I read that the warning sign the said "visitors forbidden" has now been taken down as it was just photographed a lot as tour buses with grand parents and children were photographed behind it.  The speculation is that when this volcano erupts, instead of fleeing, most of Iceland’s population will want to come for a visit.

It was early, we had circled the lake and had time to search out something new.  Inasmuch as we have a long road journey tomorrow, driving to the northern tip of Iceland, just below the Arctic Circle (shy by a few kilometers only), we went south into the interior of the island.  Still, another journey where we really did not know quite what was at the end of the road, but onward we traveled.  Really a metaphor on life, so many roads and we don’t know where they lead.  R200706281601501538_2R200706281554031529
Some are dead ends and we knew that was a possibility too.  But sometimes you get the prize… It was an epic road, not so much for the path, but for the river.  We stopped to photograph trees, a short forest, a rarity on Iceland.  The sheep were here too, but the trees somehow survived their foraging. 

AldeyjarfossThe end held what was likely the most beautiful waterfall I have ever seen, Aldeyjarfoss falls on the Skjalfandafljot River, spilling over volcanic rock which had been extruded in hexagon shapes eons ago.  R200706281657461554_2
The flow was astounding, but it was the location… in the middle of nowhere.  Water squirted from springs in the sides of hills that on the surface high above them could be confused with the surface of Mars.  A deafening canyon of water.  Video, still shots, and 360 degree images, we took the time for all of it.  The wide image of the falls was taken with my Canon 1Ds Mark II, 70-200mm zoom (forgot the wide angle up the path at the car) at 70 mm, but 12 images (3 rows of 4 images), hand held, shot in RAW, input into Lightroom 1.1, tweaked, output as 16 bit TIF file, stitched in PTGUI (thanks Joost!).  Better than a wide angle lens!
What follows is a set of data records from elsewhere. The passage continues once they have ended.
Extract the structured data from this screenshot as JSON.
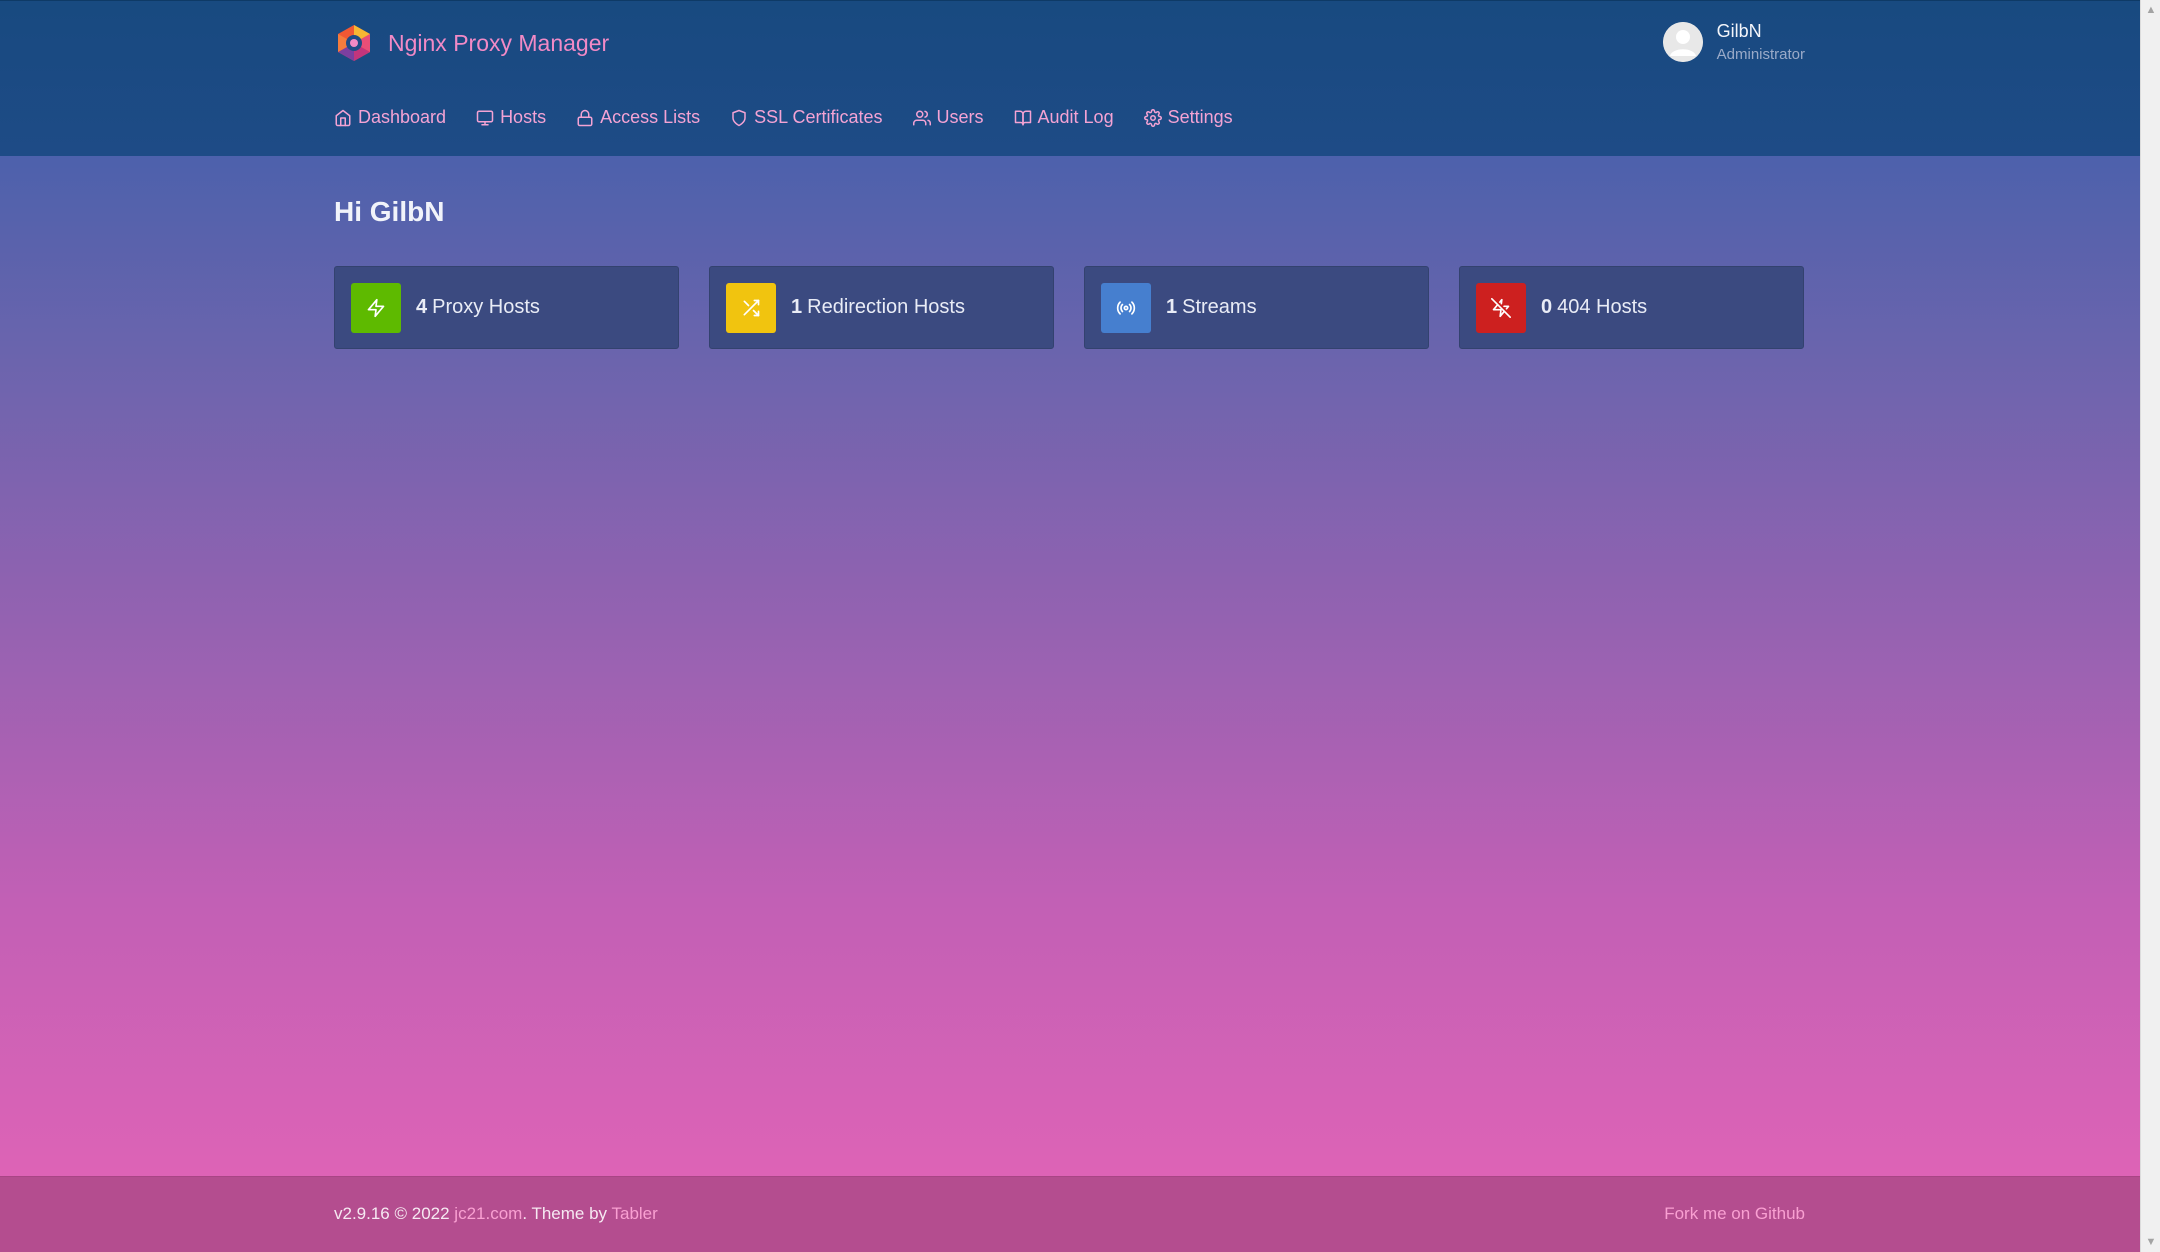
{
  "header": {
    "brand_name": "Nginx Proxy Manager",
    "user": {
      "name": "GilbN",
      "role": "Administrator"
    },
    "nav": [
      {
        "label": "Dashboard",
        "icon": "home-icon"
      },
      {
        "label": "Hosts",
        "icon": "monitor-icon"
      },
      {
        "label": "Access Lists",
        "icon": "lock-icon"
      },
      {
        "label": "SSL Certificates",
        "icon": "shield-icon"
      },
      {
        "label": "Users",
        "icon": "users-icon"
      },
      {
        "label": "Audit Log",
        "icon": "book-icon"
      },
      {
        "label": "Settings",
        "icon": "gear-icon"
      }
    ]
  },
  "main": {
    "greeting": "Hi GilbN",
    "cards": [
      {
        "count": "4",
        "label": "Proxy Hosts",
        "icon": "zap-icon",
        "color": "#5eba00"
      },
      {
        "count": "1",
        "label": "Redirection Hosts",
        "icon": "shuffle-icon",
        "color": "#f1c40f"
      },
      {
        "count": "1",
        "label": "Streams",
        "icon": "radio-icon",
        "color": "#467fcf"
      },
      {
        "count": "0",
        "label": "404 Hosts",
        "icon": "zap-off-icon",
        "color": "#cd201f"
      }
    ]
  },
  "footer": {
    "version": "v2.9.16 © 2022",
    "author_link": "jc21.com",
    "theme_text": ". Theme by",
    "theme_link": "Tabler",
    "fork_link": "Fork me on Github"
  },
  "colors": {
    "brand": "#f28ac6",
    "nav_link": "#f4a3d4",
    "header_bg": "#184a80",
    "card_bg": "#3b4a80",
    "footer_bg": "#b44d8f"
  }
}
Dinner by Godafoss falls on the way back in a cute little restaurant… again, soup, fish course, dessert, cheapest bottle of white wine… $150.  We leave a week from today, I hope we can afford it.  I am getting used to it.